attributes, so that old code should continue to work; however, these attributes are deprecated. - Ensured that attempting to pickle most Patsy objects raises an error. This has never been supported, and the interesting cases failed in any case, but now we’re taking a more systematic approach. (Soon we will add real, supported pickling support.)
- Fixed a bug when running under
`python -OO`

.

## v0.3.0¶

New stateful transforms for computing natural and cylic cubic splines with constraints, and tensor spline bases with constraints. (Thanks to @broessli and GDF Suez for contributing this code.)

Dropped support for Python 2.5 and earlier.

Switched to using a single source tree for both Python 2 and Python 3.

Added a fast-path to skip NA detection for inputs with boolean dtypes (thanks to Matt Davis for patch).

Incompatible change: Sometimes when building a design matrix for a formula that does not depend on the data in any way, like

`"1 ~ 1"`

, we have no way to determine how many rows the resulting matrix should have. In previous versions of patsy, when this occurred we simply returned a matrix with 1 row. In 0.3.0+, we instead refuse to guess, and raise an error.Note that because of the next change listed, this situation occurs less frequently in 0.3.0 than in previous versions.

If the

`data`

argument to`build_design_matrices()`

(or derived functions like`dmatrix()`

,`dmatrices()`

) is a`pandas.DataFrame`

, then we now check its number of rows and index, and insist that the output design matrices match. This also means that if`data`

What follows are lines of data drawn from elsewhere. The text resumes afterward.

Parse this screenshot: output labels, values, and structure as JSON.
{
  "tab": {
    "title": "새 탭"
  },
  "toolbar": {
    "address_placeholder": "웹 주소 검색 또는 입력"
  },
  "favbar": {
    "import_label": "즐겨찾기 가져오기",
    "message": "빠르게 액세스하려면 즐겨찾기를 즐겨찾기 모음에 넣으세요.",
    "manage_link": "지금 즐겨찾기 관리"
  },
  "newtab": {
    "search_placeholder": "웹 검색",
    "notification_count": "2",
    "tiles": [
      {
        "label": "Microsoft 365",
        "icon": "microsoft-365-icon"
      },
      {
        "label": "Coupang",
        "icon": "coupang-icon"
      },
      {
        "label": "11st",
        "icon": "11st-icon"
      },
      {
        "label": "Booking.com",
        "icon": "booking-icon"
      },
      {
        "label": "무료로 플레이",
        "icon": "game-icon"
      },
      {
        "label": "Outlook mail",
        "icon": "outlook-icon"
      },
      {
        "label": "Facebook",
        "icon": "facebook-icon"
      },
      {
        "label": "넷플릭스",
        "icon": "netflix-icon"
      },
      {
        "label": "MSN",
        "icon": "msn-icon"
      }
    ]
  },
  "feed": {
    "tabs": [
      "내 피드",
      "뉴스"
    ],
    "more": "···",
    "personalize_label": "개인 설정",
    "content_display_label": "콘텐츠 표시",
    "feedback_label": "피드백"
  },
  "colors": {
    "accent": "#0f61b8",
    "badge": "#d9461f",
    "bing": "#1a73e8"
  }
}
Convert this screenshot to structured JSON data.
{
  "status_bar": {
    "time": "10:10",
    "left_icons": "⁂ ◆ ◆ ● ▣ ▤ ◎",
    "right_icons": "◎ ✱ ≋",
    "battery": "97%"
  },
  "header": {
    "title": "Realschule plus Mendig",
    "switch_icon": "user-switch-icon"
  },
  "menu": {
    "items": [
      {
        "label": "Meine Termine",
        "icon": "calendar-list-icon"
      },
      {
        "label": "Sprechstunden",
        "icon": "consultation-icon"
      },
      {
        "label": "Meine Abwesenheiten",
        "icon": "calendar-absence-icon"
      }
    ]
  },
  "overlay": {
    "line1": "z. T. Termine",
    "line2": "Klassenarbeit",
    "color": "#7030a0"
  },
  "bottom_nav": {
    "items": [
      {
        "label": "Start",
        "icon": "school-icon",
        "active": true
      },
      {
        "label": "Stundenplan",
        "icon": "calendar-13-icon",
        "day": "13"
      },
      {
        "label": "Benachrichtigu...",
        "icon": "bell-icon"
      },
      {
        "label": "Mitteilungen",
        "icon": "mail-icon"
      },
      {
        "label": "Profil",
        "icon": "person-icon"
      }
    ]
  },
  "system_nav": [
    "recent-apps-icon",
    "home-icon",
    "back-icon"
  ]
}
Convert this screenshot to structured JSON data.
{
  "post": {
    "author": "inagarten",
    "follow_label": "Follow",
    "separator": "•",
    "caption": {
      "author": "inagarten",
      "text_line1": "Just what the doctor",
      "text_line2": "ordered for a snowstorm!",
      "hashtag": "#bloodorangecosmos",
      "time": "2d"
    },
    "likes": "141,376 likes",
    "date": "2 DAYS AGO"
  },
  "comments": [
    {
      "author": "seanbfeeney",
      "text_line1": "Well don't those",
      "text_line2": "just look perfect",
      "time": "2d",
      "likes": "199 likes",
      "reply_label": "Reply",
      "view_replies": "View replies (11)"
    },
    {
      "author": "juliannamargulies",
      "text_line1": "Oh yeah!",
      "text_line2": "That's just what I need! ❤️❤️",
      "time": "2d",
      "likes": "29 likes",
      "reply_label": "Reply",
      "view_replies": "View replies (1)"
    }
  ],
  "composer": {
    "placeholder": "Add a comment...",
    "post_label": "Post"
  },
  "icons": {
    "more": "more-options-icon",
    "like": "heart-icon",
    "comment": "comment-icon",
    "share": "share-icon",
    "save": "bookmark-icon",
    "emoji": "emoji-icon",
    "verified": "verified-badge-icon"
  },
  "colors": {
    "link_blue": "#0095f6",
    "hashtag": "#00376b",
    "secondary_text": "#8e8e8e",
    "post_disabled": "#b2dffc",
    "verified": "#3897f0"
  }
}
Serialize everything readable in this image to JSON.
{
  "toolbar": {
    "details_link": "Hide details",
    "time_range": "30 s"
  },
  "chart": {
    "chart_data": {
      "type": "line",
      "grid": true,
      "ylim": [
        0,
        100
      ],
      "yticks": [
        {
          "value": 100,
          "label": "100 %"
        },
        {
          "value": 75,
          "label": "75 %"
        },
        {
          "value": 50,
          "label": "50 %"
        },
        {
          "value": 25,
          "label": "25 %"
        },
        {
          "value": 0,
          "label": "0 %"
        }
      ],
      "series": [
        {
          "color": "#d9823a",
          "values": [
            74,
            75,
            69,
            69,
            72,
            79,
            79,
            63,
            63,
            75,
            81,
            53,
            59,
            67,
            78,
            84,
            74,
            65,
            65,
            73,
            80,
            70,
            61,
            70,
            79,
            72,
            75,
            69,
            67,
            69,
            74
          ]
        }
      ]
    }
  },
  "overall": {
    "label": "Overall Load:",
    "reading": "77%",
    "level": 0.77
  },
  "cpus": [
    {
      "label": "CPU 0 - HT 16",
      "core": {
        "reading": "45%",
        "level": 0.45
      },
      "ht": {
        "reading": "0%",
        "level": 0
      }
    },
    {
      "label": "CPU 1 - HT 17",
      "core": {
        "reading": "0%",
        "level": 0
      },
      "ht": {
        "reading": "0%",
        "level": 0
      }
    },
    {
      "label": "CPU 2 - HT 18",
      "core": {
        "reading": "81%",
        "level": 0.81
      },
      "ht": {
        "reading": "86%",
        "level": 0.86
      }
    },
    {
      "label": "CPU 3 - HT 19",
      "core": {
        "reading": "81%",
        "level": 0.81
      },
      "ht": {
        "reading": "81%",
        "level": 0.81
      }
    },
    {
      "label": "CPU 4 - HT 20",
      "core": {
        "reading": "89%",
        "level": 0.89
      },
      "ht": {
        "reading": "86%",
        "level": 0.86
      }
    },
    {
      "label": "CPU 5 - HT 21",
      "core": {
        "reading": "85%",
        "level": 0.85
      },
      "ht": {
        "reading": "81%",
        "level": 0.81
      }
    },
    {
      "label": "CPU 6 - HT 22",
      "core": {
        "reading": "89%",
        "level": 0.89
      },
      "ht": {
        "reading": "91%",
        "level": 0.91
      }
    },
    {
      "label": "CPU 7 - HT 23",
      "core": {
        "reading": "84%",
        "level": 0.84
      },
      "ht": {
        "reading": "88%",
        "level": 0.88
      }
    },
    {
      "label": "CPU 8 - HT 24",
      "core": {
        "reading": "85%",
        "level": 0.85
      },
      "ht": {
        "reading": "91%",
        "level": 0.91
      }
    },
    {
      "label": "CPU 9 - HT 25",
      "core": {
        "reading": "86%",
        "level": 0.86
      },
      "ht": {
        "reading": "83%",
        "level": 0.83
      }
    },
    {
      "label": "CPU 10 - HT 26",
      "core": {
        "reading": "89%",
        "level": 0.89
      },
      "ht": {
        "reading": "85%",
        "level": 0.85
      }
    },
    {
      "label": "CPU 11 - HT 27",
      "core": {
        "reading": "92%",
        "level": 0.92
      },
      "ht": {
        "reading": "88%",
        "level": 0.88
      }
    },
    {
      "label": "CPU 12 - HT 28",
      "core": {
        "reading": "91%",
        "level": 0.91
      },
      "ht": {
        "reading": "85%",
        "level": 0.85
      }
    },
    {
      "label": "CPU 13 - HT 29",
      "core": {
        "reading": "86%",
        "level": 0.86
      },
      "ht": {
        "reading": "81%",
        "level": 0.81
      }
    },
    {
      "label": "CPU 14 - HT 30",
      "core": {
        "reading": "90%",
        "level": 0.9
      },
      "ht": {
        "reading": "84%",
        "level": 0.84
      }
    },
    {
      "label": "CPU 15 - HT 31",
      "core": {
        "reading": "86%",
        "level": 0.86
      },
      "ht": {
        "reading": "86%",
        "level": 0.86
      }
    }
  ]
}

is a DataFrame, then the error described in the first bullet above cannot occur – we will simply return a column of 1s that is the same size as the input dataframe.Worked around some more limitations in py2exe/py2app and friends.

## v0.2.1¶

- Fixed a nasty bug in missing value handling where, if missing values
were present,
`dmatrix(..., result_type="dataframe")`

would always crash, and`dmatrices("y ~ 1")`

would produce left- and right-hand side matrices that had different numbers of rows. (As far as I can tell, this bug could not possibly cause incorrect results, only crashes, since it always involved the creation of matrices with incommensurate shapes. Therefore there is no need to worry about the accuracy of any analyses that were successfully performed with v0.2.0.) - Modified
`patsy/__init__.py`

to work around limitations in py2exe/py2app/etc.

## v0.2.0¶

Warnings:

- The lowest officially supported Python version is now 2.5. So far as I know everything still works with Python 2.4, but as everyone else has continued to drop support for 2.4, testing on 2.4 has become so much trouble that I’ve given up.

New features:

- New support for automatically detecting and (optionally) removing
missing values (see
`NAAction`

). - New stateful transform for B-spline regression:
`bs()`

. (Requires scipy.) - Added a core API to make it possible to run predictions on only a
subset of model terms. (This is particularly useful for
e.g. plotting the isolated effect of a single fitted spline term.)
See
`DesignMatrixBuilder.subset()`

. `LookupFactor`

now allows users to mark variables as categorical directly.`pandas.Categorical`

objects are now recognized as representing categorical data and handled appropriately.- Better error reporting for exceptions raised by user code inside formulas. We now, whenever possible, tag the generated exception with information about which factor’s code raised it, and use this information to give better error reporting.
`EvalEnvironment.capture()`

now takes a reference argument, to make it easier to implement new`dmatrix()`

-like functions.

Other: miscellaneous doc improvements and bug fixes.